--- Supplied data Enclosed Below ---

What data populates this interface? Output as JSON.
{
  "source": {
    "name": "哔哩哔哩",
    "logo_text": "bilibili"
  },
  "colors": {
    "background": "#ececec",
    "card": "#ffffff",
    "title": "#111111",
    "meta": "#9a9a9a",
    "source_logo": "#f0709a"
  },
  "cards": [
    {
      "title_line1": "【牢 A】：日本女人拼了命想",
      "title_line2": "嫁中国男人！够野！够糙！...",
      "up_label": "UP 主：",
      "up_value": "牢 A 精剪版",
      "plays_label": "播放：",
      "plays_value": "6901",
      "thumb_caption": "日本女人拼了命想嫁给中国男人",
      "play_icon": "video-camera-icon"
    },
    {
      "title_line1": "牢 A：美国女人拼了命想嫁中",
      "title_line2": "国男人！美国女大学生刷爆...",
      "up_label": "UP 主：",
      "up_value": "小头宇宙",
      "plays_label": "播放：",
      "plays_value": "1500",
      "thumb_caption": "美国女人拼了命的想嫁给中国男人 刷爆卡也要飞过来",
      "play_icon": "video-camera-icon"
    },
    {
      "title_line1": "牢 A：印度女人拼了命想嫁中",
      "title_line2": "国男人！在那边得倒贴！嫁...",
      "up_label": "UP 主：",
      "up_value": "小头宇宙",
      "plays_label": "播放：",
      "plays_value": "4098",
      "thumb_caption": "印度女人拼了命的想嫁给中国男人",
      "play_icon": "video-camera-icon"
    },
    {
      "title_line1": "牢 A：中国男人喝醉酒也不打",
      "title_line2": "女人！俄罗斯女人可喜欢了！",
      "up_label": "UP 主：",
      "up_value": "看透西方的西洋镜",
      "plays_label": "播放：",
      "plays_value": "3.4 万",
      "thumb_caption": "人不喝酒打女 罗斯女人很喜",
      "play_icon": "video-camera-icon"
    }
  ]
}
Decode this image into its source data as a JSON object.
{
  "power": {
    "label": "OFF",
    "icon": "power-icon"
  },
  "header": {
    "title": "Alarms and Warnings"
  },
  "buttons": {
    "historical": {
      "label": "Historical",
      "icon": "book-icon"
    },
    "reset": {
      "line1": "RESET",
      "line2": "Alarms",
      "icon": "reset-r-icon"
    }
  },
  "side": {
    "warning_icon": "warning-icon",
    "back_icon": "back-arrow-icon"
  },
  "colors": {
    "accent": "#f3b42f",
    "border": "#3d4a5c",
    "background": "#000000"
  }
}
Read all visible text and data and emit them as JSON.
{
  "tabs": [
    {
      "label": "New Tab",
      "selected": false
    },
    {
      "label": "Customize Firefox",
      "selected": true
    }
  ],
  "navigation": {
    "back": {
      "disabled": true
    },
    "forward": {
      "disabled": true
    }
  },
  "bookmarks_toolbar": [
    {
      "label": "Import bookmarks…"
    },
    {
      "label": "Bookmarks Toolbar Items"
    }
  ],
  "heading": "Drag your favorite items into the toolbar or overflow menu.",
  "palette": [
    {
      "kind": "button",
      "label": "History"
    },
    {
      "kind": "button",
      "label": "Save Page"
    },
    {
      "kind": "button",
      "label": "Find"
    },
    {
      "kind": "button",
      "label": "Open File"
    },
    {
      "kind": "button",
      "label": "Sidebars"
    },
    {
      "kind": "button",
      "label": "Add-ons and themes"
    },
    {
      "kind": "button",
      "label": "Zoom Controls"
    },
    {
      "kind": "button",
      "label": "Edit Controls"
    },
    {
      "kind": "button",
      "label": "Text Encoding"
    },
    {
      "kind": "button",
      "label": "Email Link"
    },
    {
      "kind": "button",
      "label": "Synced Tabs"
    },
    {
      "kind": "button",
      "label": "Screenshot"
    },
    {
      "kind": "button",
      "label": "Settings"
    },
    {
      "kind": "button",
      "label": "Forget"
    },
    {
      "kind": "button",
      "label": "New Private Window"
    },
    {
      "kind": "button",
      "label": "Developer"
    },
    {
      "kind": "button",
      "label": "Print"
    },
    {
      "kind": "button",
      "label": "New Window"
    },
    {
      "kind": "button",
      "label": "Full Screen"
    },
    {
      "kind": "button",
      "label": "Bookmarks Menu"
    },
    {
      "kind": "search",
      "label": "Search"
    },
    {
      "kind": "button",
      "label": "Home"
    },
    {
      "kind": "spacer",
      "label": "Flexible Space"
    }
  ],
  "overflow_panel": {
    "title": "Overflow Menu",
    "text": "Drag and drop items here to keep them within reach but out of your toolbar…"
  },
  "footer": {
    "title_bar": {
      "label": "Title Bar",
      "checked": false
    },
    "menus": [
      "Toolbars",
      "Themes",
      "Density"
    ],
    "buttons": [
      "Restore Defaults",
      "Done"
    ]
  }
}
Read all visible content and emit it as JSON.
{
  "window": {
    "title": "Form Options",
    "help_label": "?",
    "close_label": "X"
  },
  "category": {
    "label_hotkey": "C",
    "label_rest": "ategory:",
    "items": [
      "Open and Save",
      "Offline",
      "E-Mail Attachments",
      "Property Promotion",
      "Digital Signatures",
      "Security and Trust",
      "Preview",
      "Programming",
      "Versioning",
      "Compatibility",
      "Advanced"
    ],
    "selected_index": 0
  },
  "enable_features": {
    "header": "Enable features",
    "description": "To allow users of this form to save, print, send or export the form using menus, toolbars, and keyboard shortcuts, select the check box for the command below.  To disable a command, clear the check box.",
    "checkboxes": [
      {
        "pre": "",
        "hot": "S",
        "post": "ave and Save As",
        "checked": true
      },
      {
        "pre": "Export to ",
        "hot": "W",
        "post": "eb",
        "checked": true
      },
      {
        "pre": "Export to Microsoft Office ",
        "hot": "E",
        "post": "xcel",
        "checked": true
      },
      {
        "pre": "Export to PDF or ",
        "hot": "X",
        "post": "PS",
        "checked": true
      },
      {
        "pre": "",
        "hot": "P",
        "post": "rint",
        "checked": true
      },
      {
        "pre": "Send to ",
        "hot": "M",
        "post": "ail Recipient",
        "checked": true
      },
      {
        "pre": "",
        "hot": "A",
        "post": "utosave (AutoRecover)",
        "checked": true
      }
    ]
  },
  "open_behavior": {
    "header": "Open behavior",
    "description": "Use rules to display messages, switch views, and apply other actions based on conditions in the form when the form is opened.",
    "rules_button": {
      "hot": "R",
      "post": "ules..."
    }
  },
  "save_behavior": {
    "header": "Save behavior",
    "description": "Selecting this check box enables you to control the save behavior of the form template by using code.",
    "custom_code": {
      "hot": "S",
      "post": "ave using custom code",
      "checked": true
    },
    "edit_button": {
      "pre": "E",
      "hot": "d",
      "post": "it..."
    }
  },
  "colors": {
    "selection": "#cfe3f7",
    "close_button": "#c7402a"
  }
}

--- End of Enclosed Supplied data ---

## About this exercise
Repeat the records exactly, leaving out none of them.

## Written answer
What data populates this interface? Output as JSON.
{
  "source": {
    "name": "哔哩哔哩",
    "logo_text": "bilibili"
  },
  "colors": {
    "background": "#ececec",
    "card": "#ffffff",
    "title": "#111111",
    "meta": "#9a9a9a",
    "source_logo": "#f0709a"
  },
  "cards": [
    {
      "title_line1": "【牢 A】：日本女人拼了命想",
      "title_line2": "嫁中国男人！够野！够糙！...",
      "up_label": "UP 主：",
      "up_value": "牢 A 精剪版",
      "plays_label": "播放：",
      "plays_value": "6901",
      "thumb_caption": "日本女人拼了命想嫁给中国男人",
      "play_icon": "video-camera-icon"
    },
    {
      "title_line1": "牢 A：美国女人拼了命想嫁中",
      "title_line2": "国男人！美国女大学生刷爆...",
      "up_label": "UP 主：",
      "up_value": "小头宇宙",
      "plays_label": "播放：",
      "plays_value": "1500",
      "thumb_caption": "美国女人拼了命的想嫁给中国男人 刷爆卡也要飞过来",
      "play_icon": "video-camera-icon"
    },
    {
      "title_line1": "牢 A：印度女人拼了命想嫁中",
      "title_line2": "国男人！在那边得倒贴！嫁...",
      "up_label": "UP 主：",
      "up_value": "小头宇宙",
      "plays_label": "播放：",
      "plays_value": "4098",
      "thumb_caption": "印度女人拼了命的想嫁给中国男人",
      "play_icon": "video-camera-icon"
    },
    {
      "title_line1": "牢 A：中国男人喝醉酒也不打",
      "title_line2": "女人！俄罗斯女人可喜欢了！",
      "up_label": "UP 主：",
      "up_value": "看透西方的西洋镜",
      "plays_label": "播放：",
      "plays_value": "3.4 万",
      "thumb_caption": "人不喝酒打女 罗斯女人很喜",
      "play_icon": "video-camera-icon"
    }
  ]
}
Decode this image into its source data as a JSON object.
{
  "power": {
    "label": "OFF",
    "icon": "power-icon"
  },
  "header": {
    "title": "Alarms and Warnings"
  },
  "buttons": {
    "historical": {
      "label": "Historical",
      "icon": "book-icon"
    },
    "reset": {
      "line1": "RESET",
      "line2": "Alarms",
      "icon": "reset-r-icon"
    }
  },
  "side": {
    "warning_icon": "warning-icon",
    "back_icon": "back-arrow-icon"
  },
  "colors": {
    "accent": "#f3b42f",
    "border": "#3d4a5c",
    "background": "#000000"
  }
}
Read all visible text and data and emit them as JSON.
{
  "tabs": [
    {
      "label": "New Tab",
      "selected": false
    },
    {
      "label": "Customize Firefox",
      "selected": true
    }
  ],
  "navigation": {
    "back": {
      "disabled": true
    },
    "forward": {
      "disabled": true
    }
  },
  "bookmarks_toolbar": [
    {
      "label": "Import bookmarks…"
    },
    {
      "label": "Bookmarks Toolbar Items"
    }
  ],
  "heading": "Drag your favorite items into the toolbar or overflow menu.",
  "palette": [
    {
      "kind": "button",
      "label": "History"
    },
    {
      "kind": "button",
      "label": "Save Page"
    },
    {
      "kind": "button",
      "label": "Find"
    },
    {
      "kind": "button",
      "label": "Open File"
    },
    {
      "kind": "button",
      "label": "Sidebars"
    },
    {
      "kind": "button",
      "label": "Add-ons and themes"
    },
    {
      "kind": "button",
      "label": "Zoom Controls"
    },
    {
      "kind": "button",
      "label": "Edit Controls"
    },
    {
      "kind": "button",
      "label": "Text Encoding"
    },
    {
      "kind": "button",
      "label": "Email Link"
    },
    {
      "kind": "button",
      "label": "Synced Tabs"
    },
    {
      "kind": "button",
      "label": "Screenshot"
    },
    {
      "kind": "button",
      "label": "Settings"
    },
    {
      "kind": "button",
      "label": "Forget"
    },
    {
      "kind": "button",
      "label": "New Private Window"
    },
    {
      "kind": "button",
      "label": "Developer"
    },
    {
      "kind": "button",
      "label": "Print"
    },
    {
      "kind": "button",
      "label": "New Window"
    },
    {
      "kind": "button",
      "label": "Full Screen"
    },
    {
      "kind": "button",
      "label": "Bookmarks Menu"
    },
    {
      "kind": "search",
      "label": "Search"
    },
    {
      "kind": "button",
      "label": "Home"
    },
    {
      "kind": "spacer",
      "label": "Flexible Space"
    }
  ],
  "overflow_panel": {
    "title": "Overflow Menu",
    "text": "Drag and drop items here to keep them within reach but out of your toolbar…"
  },
  "footer": {
    "title_bar": {
      "label": "Title Bar",
      "checked": false
    },
    "menus": [
      "Toolbars",
      "Themes",
      "Density"
    ],
    "buttons": [
      "Restore Defaults",
      "Done"
    ]
  }
}
Read all visible content and emit it as JSON.
{
  "window": {
    "title": "Form Options",
    "help_label": "?",
    "close_label": "X"
  },
  "category": {
    "label_hotkey": "C",
    "label_rest": "ategory:",
    "items": [
      "Open and Save",
      "Offline",
      "E-Mail Attachments",
      "Property Promotion",
      "Digital Signatures",
      "Security and Trust",
      "Preview",
      "Programming",
      "Versioning",
      "Compatibility",
      "Advanced"
    ],
    "selected_index": 0
  },
  "enable_features": {
    "header": "Enable features",
    "description": "To allow users of this form to save, print, send or export the form using menus, toolbars, and keyboard shortcuts, select the check box for the command below.  To disable a command, clear the check box.",
    "checkboxes": [
      {
        "pre": "",
        "hot": "S",
        "post": "ave and Save As",
        "checked": true
      },
      {
        "pre": "Export to ",
        "hot": "W",
        "post": "eb",
        "checked": true
      },
      {
        "pre": "Export to Microsoft Office ",
        "hot": "E",
        "post": "xcel",
        "checked": true
      },
      {
        "pre": "Export to PDF or ",
        "hot": "X",
        "post": "PS",
        "checked": true
      },
      {
        "pre": "",
        "hot": "P",
        "post": "rint",
        "checked": true
      },
      {
        "pre": "Send to ",
        "hot": "M",
        "post": "ail Recipient",
        "checked": true
      },
      {
        "pre": "",
        "hot": "A",
        "post": "utosave (AutoRecover)",
        "checked": true
      }
    ]
  },
  "open_behavior": {
    "header": "Open behavior",
    "description": "Use rules to display messages, switch views, and apply other actions based on conditions in the form when the form is opened.",
    "rules_button": {
      "hot": "R",
      "post": "ules..."
    }
  },
  "save_behavior": {
    "header": "Save behavior",
    "description": "Selecting this check box enables you to control the save behavior of the form template by using code.",
    "custom_code": {
      "hot": "S",
      "post": "ave using custom code",
      "checked": true
    },
    "edit_button": {
      "pre": "E",
      "hot": "d",
      "post": "it..."
    }
  },
  "colors": {
    "selection": "#cfe3f7",
    "close_button": "#c7402a"
  }
}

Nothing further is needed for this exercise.